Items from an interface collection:
#####

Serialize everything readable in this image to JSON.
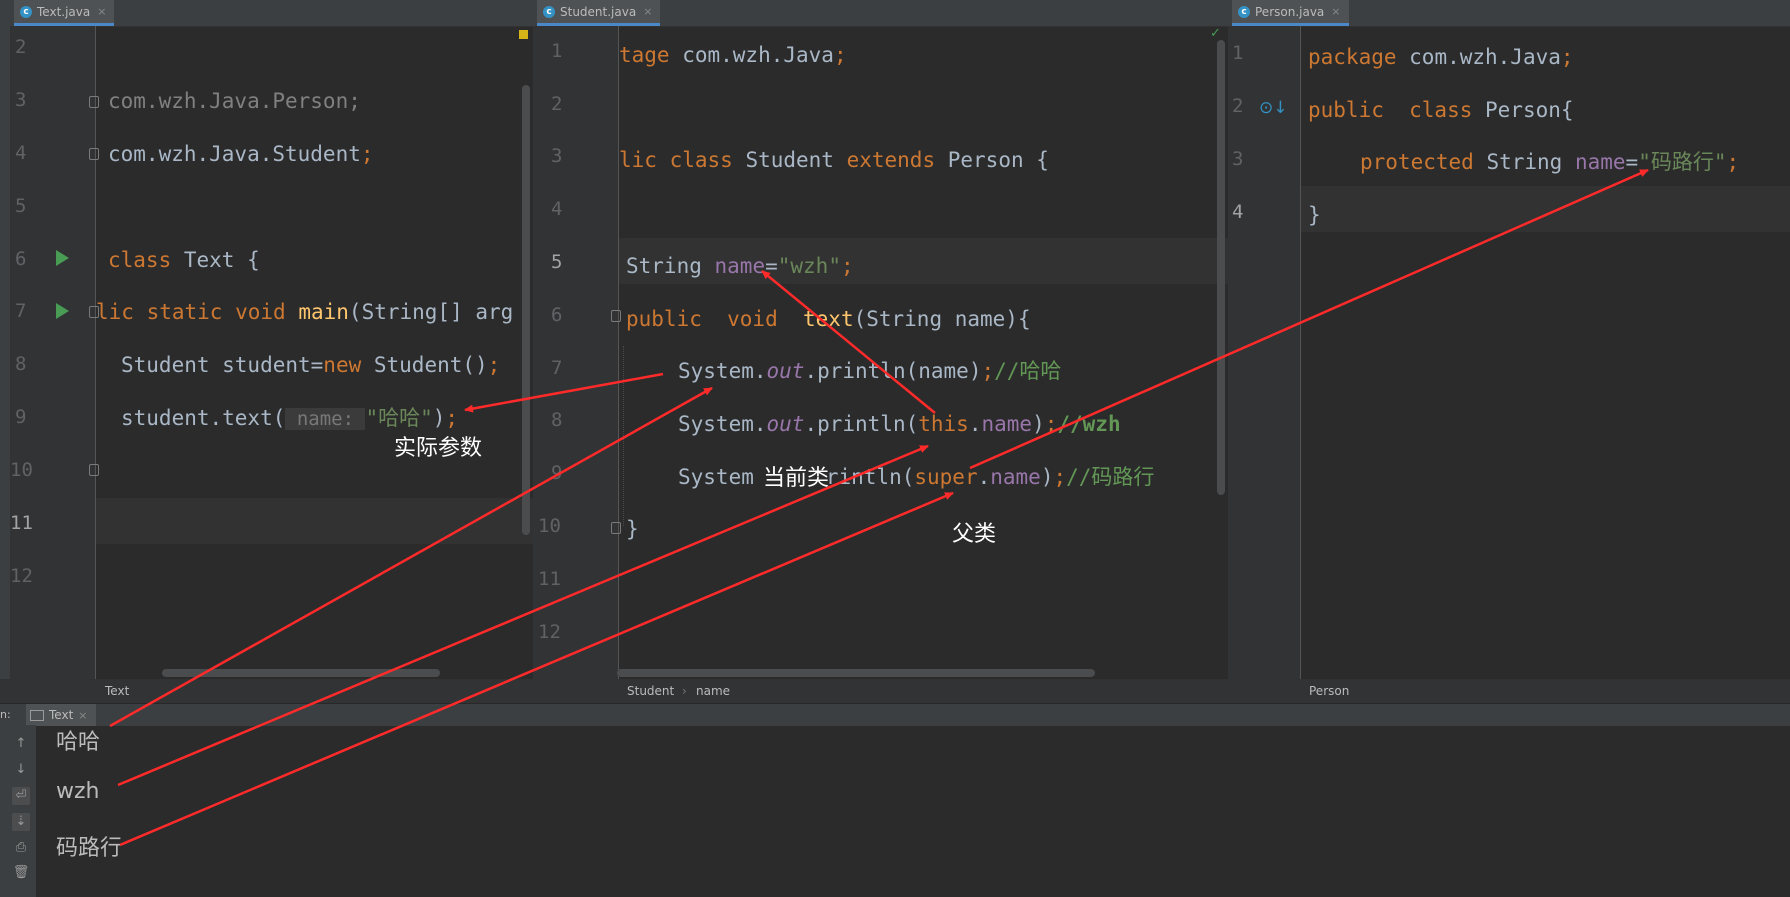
{
  "tabs": {
    "text": "Text.java",
    "student": "Student.java",
    "person": "Person.java"
  },
  "text_editor": {
    "line_numbers": [
      "2",
      "3",
      "4",
      "5",
      "6",
      "7",
      "8",
      "9",
      "10",
      "11",
      "12"
    ],
    "lines": {
      "l3_text": "com.wzh.Java.Person;",
      "l4_text": "com.wzh.Java.Student",
      "l4_semi": ";",
      "l6_kw": "class",
      "l6_rest": " Text {",
      "l7_kw1": "lic",
      "l7_kw2": "static",
      "l7_kw3": "void",
      "l7_fn": "main",
      "l7_rest": "(String[] arg",
      "l8_a": "Student student=",
      "l8_new": "new",
      "l8_b": " Student()",
      "l8_semi": ";",
      "l9_a": "student.text(",
      "l9_hint": " name: ",
      "l9_str": "\"哈哈\"",
      "l9_b": ")",
      "l9_semi": ";"
    }
  },
  "student_editor": {
    "line_numbers": [
      "1",
      "2",
      "3",
      "4",
      "5",
      "6",
      "7",
      "8",
      "9",
      "10",
      "11",
      "12"
    ],
    "lines": {
      "l1_kw": "tage",
      "l1_rest": " com.wzh.Java",
      "l1_semi": ";",
      "l3_kw1": "lic class",
      "l3_mid": " Student ",
      "l3_kw2": "extends",
      "l3_rest": " Person {",
      "l5_a": "String ",
      "l5_fld": "name",
      "l5_eq": "=",
      "l5_str": "\"wzh\"",
      "l5_semi": ";",
      "l6_kw": "public  void",
      "l6_fn": "text",
      "l6_rest": "(String name){",
      "l7_a": "System.",
      "l7_out": "out",
      "l7_b": ".println(name)",
      "l7_semi": ";",
      "l7_cmt": "//哈哈",
      "l8_a": "System.",
      "l8_out": "out",
      "l8_b": ".println(",
      "l8_this": "this",
      "l8_dot": ".",
      "l8_fld": "name",
      "l8_c": ")",
      "l8_semi": ";",
      "l8_cmt": "//wzh",
      "l9_a": "System",
      "l9_b": "rintln(",
      "l9_super": "super",
      "l9_dot": ".",
      "l9_fld": "name",
      "l9_c": ")",
      "l9_semi": ";",
      "l9_cmt": "//码路行",
      "l10": "}"
    }
  },
  "person_editor": {
    "line_numbers": [
      "1",
      "2",
      "3",
      "4"
    ],
    "lines": {
      "l1_kw": "package",
      "l1_rest": " com.wzh.Java",
      "l1_semi": ";",
      "l2_kw": "public  class",
      "l2_rest": " Person{",
      "l3_kw": "protected",
      "l3_a": " String ",
      "l3_fld": "name",
      "l3_eq": "=",
      "l3_str": "\"码路行\"",
      "l3_semi": ";",
      "l4": "}"
    }
  },
  "breadcrumbs": {
    "text": "Text",
    "student": "Student",
    "student_member": "name",
    "person": "Person"
  },
  "run_panel": {
    "label": "n:",
    "tab": "Text",
    "output": [
      "哈哈",
      "wzh",
      "码路行"
    ]
  },
  "annotations": {
    "actual_param": "实际参数",
    "current_class": "当前类",
    "parent_class": "父类"
  },
  "colors": {
    "arrow": "#ff2a2a",
    "keyword": "#cc7832",
    "string": "#6a8759",
    "field": "#9876aa"
  }
}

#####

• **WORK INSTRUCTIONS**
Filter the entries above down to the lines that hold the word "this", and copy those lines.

• **ANSWER SECTION**
Serialize everything readable in this image to JSON.
      "l8_this": "this",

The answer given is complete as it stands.